Lachlan Murdoch, Fox Corporation CEO — Just because a C-Suite honcho says something in an investors’ call doesn’t mean it’s true. In announcing Fox’s acquisition of Outkick, Murdoch described the site as a leader ‘‘in sports news, and more critically, sports opinion.’’ As one who has been immersed in sports multimedia for decades, I can state definitively that Outkick is not a leader in sports news or sports opinion — not even close — and that it appeals only to a conservative, woke-averse crowd that fits the leaning agenda of Fox News. It’s a mistake to think the Clay Travis cult mobs know or care about quality sports journalism. Case in point: When veteran football writer Peter King pointed out the number of COVID-related deaths on Twitter, he was mocked by an Outkick blogger, while site founder Travis was delighting in a full house at an Atlanta Braves game. Trumpers can unite on Murdoch’s new site. The rest of America will be looking for credible sports news and commentary elsewhere.
Spectrum SportsNet LA — The Los Angeles Dodgers are worth $3.6 billion. The least they can do is serve their television viewers, the ones they largely blacked out for years, by not scheduling events in Dodger Stadium while the team broadcasters are calling away games remotely from the press box.
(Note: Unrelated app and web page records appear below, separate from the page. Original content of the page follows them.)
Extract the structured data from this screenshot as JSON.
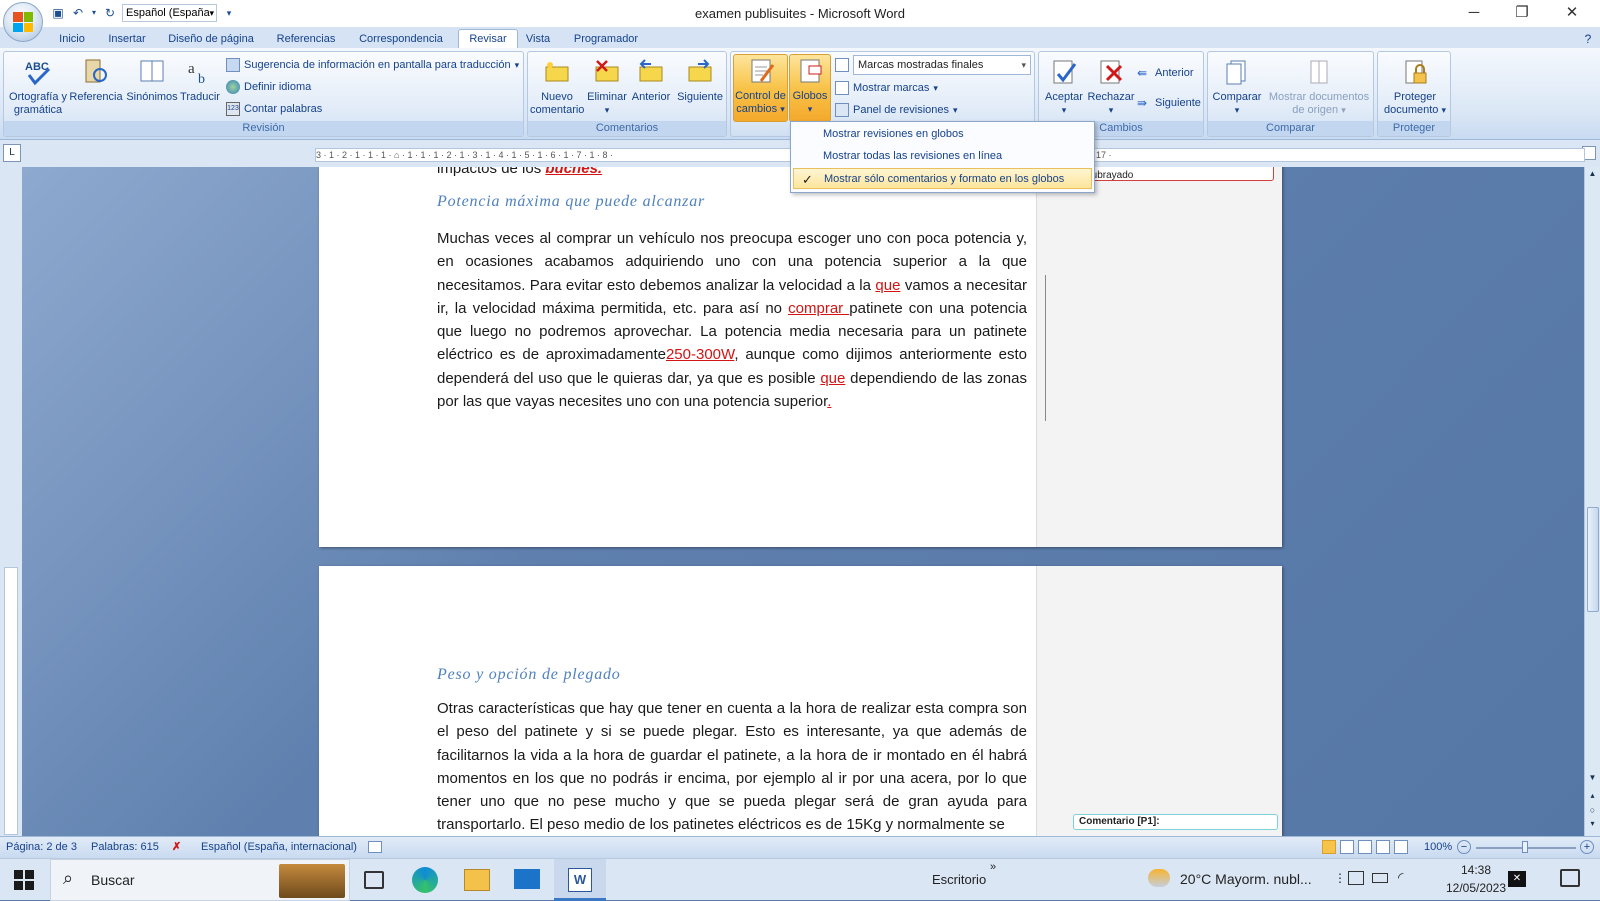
{
  "window": {
    "title": "examen publisuites - Microsoft Word"
  },
  "qat": {
    "language": "Español (España"
  },
  "tabs": [
    "Inicio",
    "Insertar",
    "Diseño de página",
    "Referencias",
    "Correspondencia",
    "Revisar",
    "Vista",
    "Programador"
  ],
  "ribbon": {
    "revision": {
      "label": "Revisión",
      "spelling": "Ortografía y gramática",
      "research": "Referencia",
      "synonyms": "Sinónimos",
      "translate": "Traducir",
      "translate_tip": "Sugerencia de información en pantalla para traducción",
      "set_language": "Definir idioma",
      "word_count": "Contar palabras"
    },
    "comments": {
      "label": "Comentarios",
      "new": "Nuevo comentario",
      "delete": "Eliminar",
      "previous": "Anterior",
      "next": "Siguiente"
    },
    "tracking": {
      "track_changes": "Control de cambios",
      "balloons": "Globos",
      "markup_select": "Marcas mostradas finales",
      "show_markup": "Mostrar marcas",
      "review_pane": "Panel de revisiones"
    },
    "changes": {
      "label": "Cambios",
      "accept": "Aceptar",
      "reject": "Rechazar",
      "previous": "Anterior",
      "next": "Siguiente"
    },
    "compare": {
      "label": "Comparar",
      "compare": "Comparar",
      "show_source": "Mostrar documentos de origen"
    },
    "protect": {
      "label": "Proteger",
      "protect_doc": "Proteger documento"
    }
  },
  "balloons_menu": [
    {
      "label": "Mostrar revisiones en globos",
      "checked": false
    },
    {
      "label": "Mostrar todas las revisiones en línea",
      "checked": false
    },
    {
      "label": "Mostrar sólo comentarios y formato en los globos",
      "checked": true
    }
  ],
  "ruler": "3 · 1 · 2 · 1 · 1 · 1 · ⌂ · 1 · 1 · 1 · 2 · 1 · 3 · 1 · 4 · 1 · 5 · 1 · 6 · 1 · 7 · 1 · 8 ·",
  "ruler_end": "17 ·",
  "page1": {
    "top_text_prefix": "impactos de los ",
    "top_text_rev": "buches.",
    "heading": "Potencia máxima que puede alcanzar",
    "p1": "Muchas veces al comprar un vehículo nos preocupa escoger uno con poca potencia y, en ocasiones acabamos adquiriendo uno con una potencia superior a la que necesitamos. Para evitar esto debemos analizar la velocidad a la ",
    "r1": "que",
    "p2": " vamos a necesitar ir, la velocidad máxima permitida, etc. para así no ",
    "r2": "comprar ",
    "p3": "patinete con una potencia que luego no podremos aprovechar. La potencia media necesaria para un patinete eléctrico es de aproximadamente",
    "r3": "250-300W",
    "p4": ", aunque como dijimos anteriormente esto dependerá del uso que le quieras dar, ya que es posible ",
    "r4": "que",
    "p5": " dependiendo de las zonas por las que vayas necesites uno con una potencia superior",
    "r5": ".",
    "comment": "Con formato: Fuente: Negrita, Subrayado"
  },
  "page2": {
    "heading": "Peso y opción de plegado",
    "p1": "Otras características que hay que tener en cuenta a la hora de realizar esta compra son el peso del patinete y si se puede plegar. Esto es interesante, ya que además de facilitarnos la vida a la hora de guardar el patinete, a la hora de ir montado en él  habrá momentos en los que no podrás ir encima, por ejemplo al ir por una acera, por lo que tener uno que no pese mucho y que se pueda plegar será de gran ayuda para transportarlo. El peso medio de los patinetes eléctricos es de 15Kg y normalmente se",
    "comment": "Comentario [P1]:"
  },
  "status": {
    "page": "Página: 2 de 3",
    "words": "Palabras: 615",
    "language": "Español (España, internacional)",
    "zoom": "100%"
  },
  "taskbar": {
    "search": "Buscar",
    "desktop": "Escritorio",
    "weather": "20°C  Mayorm. nubl...",
    "time": "14:38",
    "date": "12/05/2023"
  },
  "colors": {
    "accent": "#15428b",
    "revision": "#d21414",
    "heading": "#4f81bd",
    "highlight": "#f8c349"
  }
}
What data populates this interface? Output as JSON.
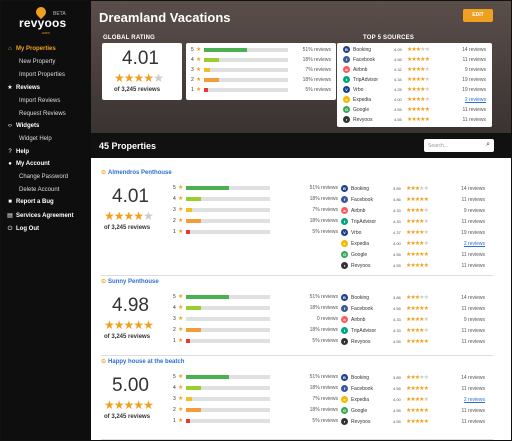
{
  "sidebar": {
    "brand": "revyoos",
    "beta": "BETA",
    "domain": ".com",
    "items": [
      {
        "key": "my-properties",
        "icon": "⌂",
        "label": "My Properties",
        "level": 0,
        "active": true
      },
      {
        "key": "new-property",
        "label": "New Property",
        "level": 1
      },
      {
        "key": "import-properties",
        "label": "Import Properties",
        "level": 1
      },
      {
        "key": "reviews",
        "icon": "★",
        "label": "Reviews",
        "level": 0
      },
      {
        "key": "import-reviews",
        "label": "Import Reviews",
        "level": 1
      },
      {
        "key": "request-reviews",
        "label": "Request Reviews",
        "level": 1
      },
      {
        "key": "widgets",
        "icon": "‹›",
        "label": "Widgets",
        "level": 0
      },
      {
        "key": "widget-help",
        "label": "Widget Help",
        "level": 1
      },
      {
        "key": "help",
        "icon": "?",
        "label": "Help",
        "level": 0
      },
      {
        "key": "my-account",
        "icon": "●",
        "label": "My Account",
        "level": 0
      },
      {
        "key": "change-password",
        "label": "Change Password",
        "level": 1
      },
      {
        "key": "delete-account",
        "label": "Delete Account",
        "level": 1
      },
      {
        "key": "report-bug",
        "icon": "■",
        "label": "Report a Bug",
        "level": 0
      },
      {
        "key": "services-agreement",
        "icon": "▤",
        "label": "Services Agreement",
        "level": 0
      },
      {
        "key": "log-out",
        "icon": "⏻",
        "label": "Log Out",
        "level": 0
      }
    ]
  },
  "header": {
    "title": "Dreamland Vacations",
    "edit_label": "EDIT",
    "global_rating_label": "GLOBAL RATING",
    "top_sources_label": "TOP 5 SOURCES"
  },
  "global": {
    "score": "4.01",
    "stars": 4,
    "count": "of 3,245 reviews",
    "breakdown": [
      {
        "stars": "5",
        "pct": 51,
        "label": "51% reviews",
        "color": "#4caf50"
      },
      {
        "stars": "4",
        "pct": 18,
        "label": "18% reviews",
        "color": "#9acd32"
      },
      {
        "stars": "3",
        "pct": 7,
        "label": "7% reviews",
        "color": "#f0c020"
      },
      {
        "stars": "2",
        "pct": 18,
        "label": "18% reviews",
        "color": "#f39c3c"
      },
      {
        "stars": "1",
        "pct": 5,
        "label": "5% reviews",
        "color": "#e53935"
      }
    ],
    "sources": [
      {
        "name": "Booking",
        "color": "#1f3f8a",
        "letter": "B",
        "score": "4.09",
        "stars": 3,
        "count": "14 reviews"
      },
      {
        "name": "Facebook",
        "color": "#3b5998",
        "letter": "f",
        "score": "4.56",
        "stars": 5,
        "count": "11 reviews"
      },
      {
        "name": "Airbnb",
        "color": "#ff5a5f",
        "letter": "a",
        "score": "4.32",
        "stars": 4,
        "count": "9 reviews"
      },
      {
        "name": "TripAdvisor",
        "color": "#00a680",
        "letter": "t",
        "score": "4.34",
        "stars": 4,
        "count": "19 reviews"
      },
      {
        "name": "Vrbo",
        "color": "#1c3d8c",
        "letter": "V",
        "score": "4.25",
        "stars": 4,
        "count": "19 reviews"
      },
      {
        "name": "Expedia",
        "color": "#f5b800",
        "letter": "e",
        "score": "4.00",
        "stars": 4,
        "count": "2 reviews",
        "link": true
      },
      {
        "name": "Google",
        "color": "#34a853",
        "letter": "G",
        "score": "4.55",
        "stars": 5,
        "count": "11 reviews"
      },
      {
        "name": "Revyoos",
        "color": "#333333",
        "letter": "r",
        "score": "4.55",
        "stars": 5,
        "count": "11 reviews"
      }
    ]
  },
  "properties_bar": {
    "title": "45 Properties",
    "search_placeholder": "Search..."
  },
  "properties": [
    {
      "name": "Almendros Penthouse",
      "score": "4.01",
      "stars": 4,
      "count": "of 3,245 reviews",
      "breakdown": [
        {
          "stars": "5",
          "pct": 51,
          "label": "51% reviews",
          "color": "#4caf50"
        },
        {
          "stars": "4",
          "pct": 18,
          "label": "18% reviews",
          "color": "#9acd32"
        },
        {
          "stars": "3",
          "pct": 7,
          "label": "7% reviews",
          "color": "#f0c020"
        },
        {
          "stars": "2",
          "pct": 18,
          "label": "18% reviews",
          "color": "#f39c3c"
        },
        {
          "stars": "1",
          "pct": 5,
          "label": "5% reviews",
          "color": "#e53935"
        }
      ],
      "sources": [
        {
          "name": "Booking",
          "color": "#1f3f8a",
          "letter": "B",
          "score": "3.89",
          "stars": 3,
          "count": "14 reviews"
        },
        {
          "name": "Facebook",
          "color": "#3b5998",
          "letter": "f",
          "score": "4.86",
          "stars": 5,
          "count": "11 reviews"
        },
        {
          "name": "Airbnb",
          "color": "#ff5a5f",
          "letter": "a",
          "score": "4.33",
          "stars": 4,
          "count": "9 reviews"
        },
        {
          "name": "TripAdvisor",
          "color": "#00a680",
          "letter": "t",
          "score": "4.33",
          "stars": 4,
          "count": "11 reviews"
        },
        {
          "name": "Vrbo",
          "color": "#1c3d8c",
          "letter": "V",
          "score": "4.37",
          "stars": 4,
          "count": "19 reviews"
        },
        {
          "name": "Expedia",
          "color": "#f5b800",
          "letter": "e",
          "score": "4.00",
          "stars": 4,
          "count": "2 reviews",
          "link": true
        },
        {
          "name": "Google",
          "color": "#34a853",
          "letter": "G",
          "score": "4.55",
          "stars": 5,
          "count": "11 reviews"
        },
        {
          "name": "Revyoos",
          "color": "#333333",
          "letter": "r",
          "score": "4.55",
          "stars": 5,
          "count": "11 reviews"
        }
      ]
    },
    {
      "name": "Sunny Penthouse",
      "score": "4.98",
      "stars": 5,
      "count": "of 3,245 reviews",
      "breakdown": [
        {
          "stars": "5",
          "pct": 51,
          "label": "51% reviews",
          "color": "#4caf50"
        },
        {
          "stars": "4",
          "pct": 18,
          "label": "18% reviews",
          "color": "#9acd32"
        },
        {
          "stars": "3",
          "pct": 0,
          "label": "0 reviews",
          "color": "#f0c020"
        },
        {
          "stars": "2",
          "pct": 18,
          "label": "18% reviews",
          "color": "#f39c3c"
        },
        {
          "stars": "1",
          "pct": 5,
          "label": "5% reviews",
          "color": "#e53935"
        }
      ],
      "sources": [
        {
          "name": "Booking",
          "color": "#1f3f8a",
          "letter": "B",
          "score": "3.86",
          "stars": 3,
          "count": "14 reviews"
        },
        {
          "name": "Facebook",
          "color": "#3b5998",
          "letter": "f",
          "score": "4.56",
          "stars": 5,
          "count": "11 reviews"
        },
        {
          "name": "Airbnb",
          "color": "#ff5a5f",
          "letter": "a",
          "score": "4.33",
          "stars": 4,
          "count": "9 reviews"
        },
        {
          "name": "TripAdvisor",
          "color": "#00a680",
          "letter": "t",
          "score": "4.33",
          "stars": 4,
          "count": "11 reviews"
        },
        {
          "name": "Revyoos",
          "color": "#333333",
          "letter": "r",
          "score": "4.55",
          "stars": 5,
          "count": "11 reviews"
        }
      ]
    },
    {
      "name": "Happy house at the beatch",
      "score": "5.00",
      "stars": 5,
      "count": "of 3,245 reviews",
      "breakdown": [
        {
          "stars": "5",
          "pct": 51,
          "label": "51% reviews",
          "color": "#4caf50"
        },
        {
          "stars": "4",
          "pct": 18,
          "label": "18% reviews",
          "color": "#9acd32"
        },
        {
          "stars": "3",
          "pct": 7,
          "label": "7% reviews",
          "color": "#f0c020"
        },
        {
          "stars": "2",
          "pct": 18,
          "label": "18% reviews",
          "color": "#f39c3c"
        },
        {
          "stars": "1",
          "pct": 5,
          "label": "5% reviews",
          "color": "#e53935"
        }
      ],
      "sources": [
        {
          "name": "Booking",
          "color": "#1f3f8a",
          "letter": "B",
          "score": "3.89",
          "stars": 3,
          "count": "14 reviews"
        },
        {
          "name": "Facebook",
          "color": "#3b5998",
          "letter": "f",
          "score": "4.56",
          "stars": 5,
          "count": "11 reviews"
        },
        {
          "name": "Expedia",
          "color": "#f5b800",
          "letter": "e",
          "score": "4.00",
          "stars": 4,
          "count": "2 reviews",
          "link": true
        },
        {
          "name": "Google",
          "color": "#34a853",
          "letter": "G",
          "score": "4.55",
          "stars": 5,
          "count": "11 reviews"
        },
        {
          "name": "Revyoos",
          "color": "#333333",
          "letter": "r",
          "score": "4.55",
          "stars": 5,
          "count": "11 reviews"
        }
      ]
    }
  ]
}
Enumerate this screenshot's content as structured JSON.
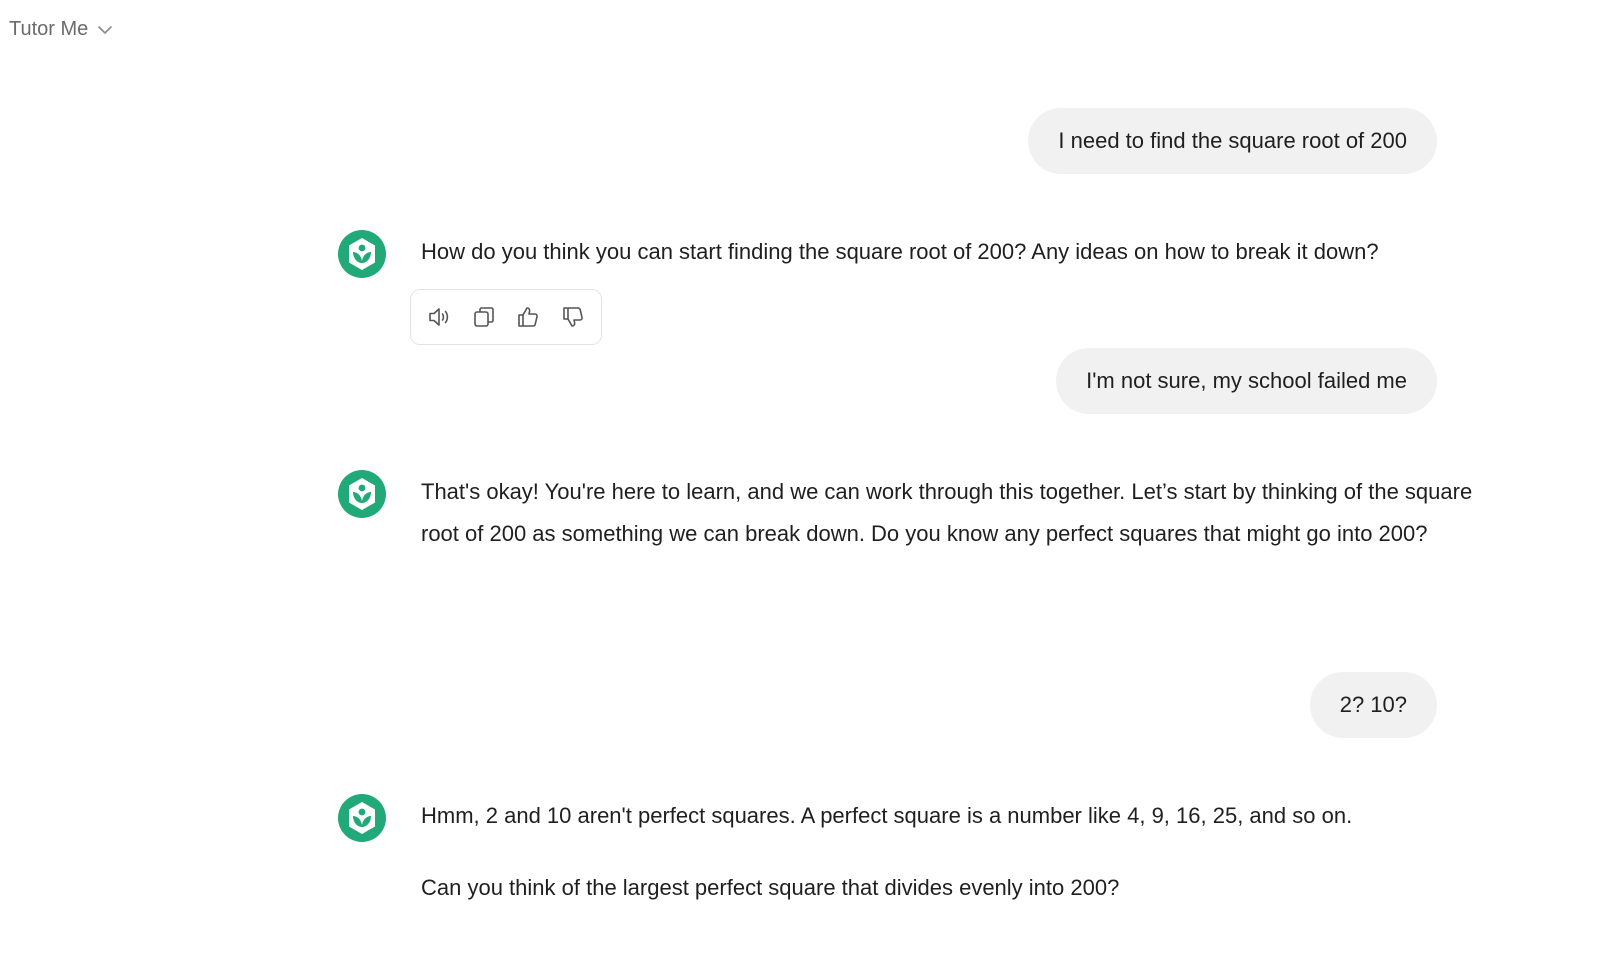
{
  "header": {
    "model_label": "Tutor Me",
    "model_icon": "chevron-down-icon"
  },
  "colors": {
    "accent": "#21a97a",
    "user_bubble": "#f1f1f1",
    "muted_text": "#6b6b6b"
  },
  "messages": [
    {
      "role": "user",
      "text": "I need to find the square root of 200"
    },
    {
      "role": "assistant",
      "paragraphs": [
        "How do you think you can start finding the square root of 200? Any ideas on how to break it down?"
      ]
    },
    {
      "role": "user",
      "text": "I'm not sure, my school failed me"
    },
    {
      "role": "assistant",
      "paragraphs": [
        "That's okay! You're here to learn, and we can work through this together. Let’s start by thinking of the square root of 200 as something we can break down. Do you know any perfect squares that might go into 200?"
      ]
    },
    {
      "role": "user",
      "text": "2? 10?"
    },
    {
      "role": "assistant",
      "paragraphs": [
        "Hmm, 2 and 10 aren't perfect squares. A perfect square is a number like 4, 9, 16, 25, and so on.",
        "Can you think of the largest perfect square that divides evenly into 200?"
      ]
    }
  ],
  "message_actions": {
    "icons": [
      "speaker-icon",
      "copy-icon",
      "thumbs-up-icon",
      "thumbs-down-icon"
    ]
  }
}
As the Dodgers — ‘‘the greatest team in baseball history,’’ according to the since-backpedaling L.A. Times columnist Bill Plaschke — were struggling in Chicago, viewers and radio listeners could hear Mayor Eric Garcetti’s speech during the local Fire Department awards banquet. With all due gratitude for fire fighters everywhere, let’s figure out a better way for fans who devote time and money — Spectrum SportsNet isn’t cheap — to follow their team.
Chris Webber, Dead Analyst Walking — Here we thought Webber never would do anything dumber than his fatal time-out signal in 1993, when Michigan had no timeouts remaining late in a national title game. Little did we know. Taking the opposite path of Fab Five teammate Jalen Rose, whose career as an ESPN analyst is thriving, Webber is costing himself a prized gig that could have taken him into old age. He upset his TNT bosses when he left them hanging before opting out of an NCAA tournament assignment, saying he didn’t want to work in the Indianapolis Bubble, according to the New York Post. Not enamored of him as it is, the network is expected to oust Webber from its leading NBA broadcast team and not renew his contact. With play-by-play man Marv Albert officially an octogenarian, TNT must remake a crew that already has fallen far behind the impact and chemistry of ESPN’s Mike Breen, Jeff Van Gundy and Mark Jackson. Oh, was this a seventh entry in They Don’t Get It?
Jay Mariotti, called ‘‘the most impacting Chicago sportswriter of the past quarter-century,’’ is the host of ``Unmuted,’’ a frequent podcast about sports and life (Apple, Spotify, etc.). He’s an accomplished columnist, TV panelist and radio host. As a Los Angeles resident, he gravitated by osmosis to movie projects. Compensation for this column is donated to the Chicago Sun-Times Charity Trust.